  • $\begingroup$ oh, I missed the odd prime part. My goal is to find the composition of two Cliffords from $\overline{\mathrm{Cl}}_2(2)$ as quickly as possible, for efficient RB implementation. For the 1 qubit case, I do it by storing a 24x24 Cayley table, and this gives me $O(1)$ access time. $\endgroup$
    – Lior
    Mar 23 at 12:49
  • 1
    $\begingroup$ @Lior I have updated my answer with the multiplication law. If you only want to multiply Cliffords, then I would simply multiply the $2n\times 2n$ binary matrices ... that's $4\times 4$ for $n=2$ and probably as fast as a lookup in your table ;) I can also give some more hints, also for RB, but that's better done via e-mail $\endgroup$ Mar 23 at 13:11
  • 1
    $\begingroup$ @IanGershonTeixeira 1) There are probably more group automorphisms, these are special in the sense that they act by conjugation with unitaries. Moreover, in prime-power dimensions, we can extend the Clifford group as in arxiv.org/abs/0909.5233 2) Yes 3) Yes $\endgroup$ Jul 5 at 8:07
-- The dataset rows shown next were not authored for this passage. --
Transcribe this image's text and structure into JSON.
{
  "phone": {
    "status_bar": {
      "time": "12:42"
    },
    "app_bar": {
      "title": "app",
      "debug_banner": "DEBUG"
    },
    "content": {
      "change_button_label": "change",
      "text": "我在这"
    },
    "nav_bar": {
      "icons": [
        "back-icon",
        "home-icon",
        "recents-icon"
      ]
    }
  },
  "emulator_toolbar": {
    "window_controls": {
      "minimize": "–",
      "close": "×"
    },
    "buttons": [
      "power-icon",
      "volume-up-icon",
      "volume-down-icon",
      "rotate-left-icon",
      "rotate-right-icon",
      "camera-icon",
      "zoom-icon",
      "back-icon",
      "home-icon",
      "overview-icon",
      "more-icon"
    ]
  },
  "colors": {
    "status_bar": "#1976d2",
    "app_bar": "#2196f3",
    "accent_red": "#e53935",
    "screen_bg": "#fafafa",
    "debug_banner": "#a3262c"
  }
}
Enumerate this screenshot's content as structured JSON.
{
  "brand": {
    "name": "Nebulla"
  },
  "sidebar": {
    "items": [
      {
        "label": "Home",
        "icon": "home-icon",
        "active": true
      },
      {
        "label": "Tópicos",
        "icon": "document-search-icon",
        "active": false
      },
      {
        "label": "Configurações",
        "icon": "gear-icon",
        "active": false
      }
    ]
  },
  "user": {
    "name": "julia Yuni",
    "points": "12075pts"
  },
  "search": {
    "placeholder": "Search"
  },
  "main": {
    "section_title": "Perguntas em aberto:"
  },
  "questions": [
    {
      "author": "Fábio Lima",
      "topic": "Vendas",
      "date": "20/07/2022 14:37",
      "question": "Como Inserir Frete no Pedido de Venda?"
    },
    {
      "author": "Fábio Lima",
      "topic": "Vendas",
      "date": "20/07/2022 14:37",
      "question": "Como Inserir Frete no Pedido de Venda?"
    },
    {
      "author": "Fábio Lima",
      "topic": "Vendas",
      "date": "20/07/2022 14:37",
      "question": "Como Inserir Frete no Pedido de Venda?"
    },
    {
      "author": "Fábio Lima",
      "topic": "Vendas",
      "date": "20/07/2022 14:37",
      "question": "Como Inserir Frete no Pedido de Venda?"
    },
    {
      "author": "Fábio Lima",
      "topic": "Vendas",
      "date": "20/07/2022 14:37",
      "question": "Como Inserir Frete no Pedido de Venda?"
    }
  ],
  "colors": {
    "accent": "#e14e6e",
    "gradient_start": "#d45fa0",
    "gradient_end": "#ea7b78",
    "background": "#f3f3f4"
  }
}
Your Answer

By clicking “Post Your Answer”, you agree to our terms of service, privacy policy and cookie policy

Not the answer you're looking for? Browse other questions tagged or ask your own question.